So despite all the objections as put forward by the residents of the neighbourhood, No 3 Belgrave Terrace after 150 years of standing proudly at the end of the street - has been carved up into smaller bite sized pieces. It’s once magnificent garden and ancient orchard is now no more. The apple trees that once produced the most succulent of cooking apples that we all used to ‘crop’ to turn into homemade apple pie are no longer standing - and have been chopped down to make way for a completely unecessary building site.


Why turn this part of Sowerby into a conservation area when there is clearly no conservation taking place. It would appear that views of the local parish council are at odds with that of national policy. That or simply a lack of policing when dealing with matters on conservation. For the residents on the both Mowbray and Belgrave all we can do now is to watch to see how the new owner of this garden plot is going to manage the project. The fight is far from over and our job is to make sure that both owner and builders adhere to the plans as agreed by Hambleton Planning department.

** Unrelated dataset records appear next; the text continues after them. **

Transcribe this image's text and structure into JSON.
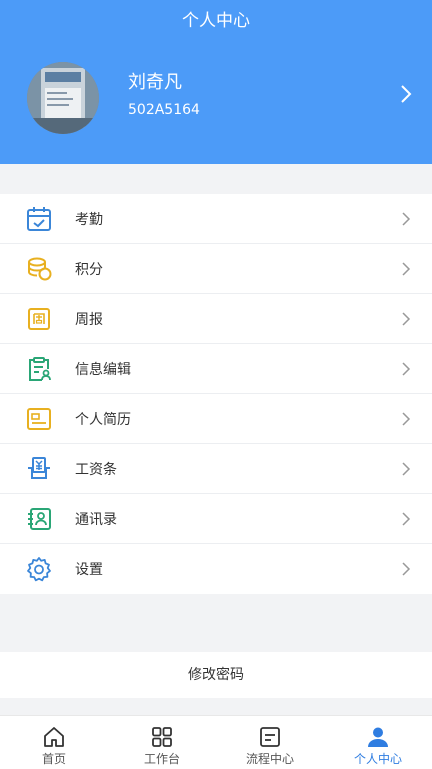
{
  "header": {
    "title": "个人中心",
    "user_name": "刘奇凡",
    "user_id": "502A5164",
    "background_color": "#4c9bf8"
  },
  "menu": {
    "items": [
      {
        "label": "考勤",
        "icon": "calendar-check-icon",
        "color": "#3b86d8"
      },
      {
        "label": "积分",
        "icon": "coins-icon",
        "color": "#e8b020"
      },
      {
        "label": "周报",
        "icon": "weekly-report-icon",
        "color": "#e8b020"
      },
      {
        "label": "信息编辑",
        "icon": "clipboard-user-icon",
        "color": "#2aa676"
      },
      {
        "label": "个人简历",
        "icon": "resume-card-icon",
        "color": "#e8b020"
      },
      {
        "label": "工资条",
        "icon": "salary-icon",
        "color": "#3b86d8"
      },
      {
        "label": "通讯录",
        "icon": "contacts-icon",
        "color": "#2aa676"
      },
      {
        "label": "设置",
        "icon": "gear-icon",
        "color": "#3b86d8"
      }
    ]
  },
  "password": {
    "label": "修改密码"
  },
  "tabbar": {
    "tabs": [
      {
        "label": "首页",
        "icon": "home-icon",
        "active": false
      },
      {
        "label": "工作台",
        "icon": "grid-icon",
        "active": false
      },
      {
        "label": "流程中心",
        "icon": "process-icon",
        "active": false
      },
      {
        "label": "个人中心",
        "icon": "person-icon",
        "active": true
      }
    ],
    "active_color": "#2f7de1"
  }
}
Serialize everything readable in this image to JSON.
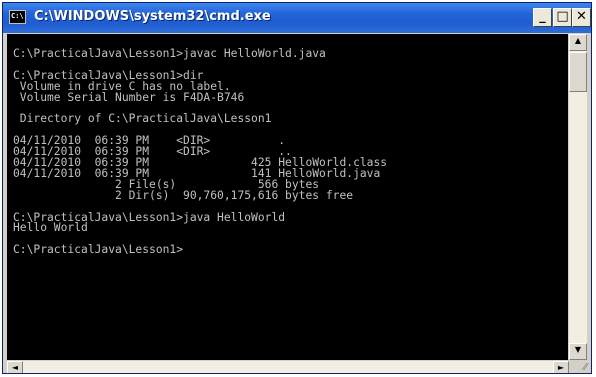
{
  "window": {
    "title": "C:\\WINDOWS\\system32\\cmd.exe",
    "icon_label": "C:\\",
    "buttons": {
      "minimize": "_",
      "maximize": "□",
      "close": "✕"
    }
  },
  "console": {
    "lines": [
      "",
      "C:\\PracticalJava\\Lesson1>javac HelloWorld.java",
      "",
      "C:\\PracticalJava\\Lesson1>dir",
      " Volume in drive C has no label.",
      " Volume Serial Number is F4DA-B746",
      "",
      " Directory of C:\\PracticalJava\\Lesson1",
      "",
      "04/11/2010  06:39 PM    <DIR>          .",
      "04/11/2010  06:39 PM    <DIR>          ..",
      "04/11/2010  06:39 PM               425 HelloWorld.class",
      "04/11/2010  06:39 PM               141 HelloWorld.java",
      "               2 File(s)            566 bytes",
      "               2 Dir(s)  90,760,175,616 bytes free",
      "",
      "C:\\PracticalJava\\Lesson1>java HelloWorld",
      "Hello World",
      "",
      "C:\\PracticalJava\\Lesson1>"
    ]
  },
  "scrollbars": {
    "up_arrow": "▲",
    "down_arrow": "▼",
    "left_arrow": "◄",
    "right_arrow": "►",
    "grip": "⁄⁄"
  },
  "colors": {
    "titlebar": "#2365d8",
    "console_bg": "#000000",
    "console_text": "#c0c0c0"
  }
}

Sowerby, North Yorkshire

Sowerby is a suburb of Thirsk and is positioned in the northern half of North Yorkshire on the flood plains of Cod Beck. It sits on the A19 trunk road at the junction with the A61 to the west and Ripon. Northallerton lies 10 miles to the north along the A168 and York is 25 miles to the south east along the A19. Thirsk has a station on the main east coast railway line.

A Conservation Area is defined as an 'area of special architectural or historic interest the character and appearance of which it is desirable to preserve and enhance'. The purpose of a Conservation Area is to protect wider landscapes of quality and the local distinctiveness of areas valued for their visual characteristics and historic associations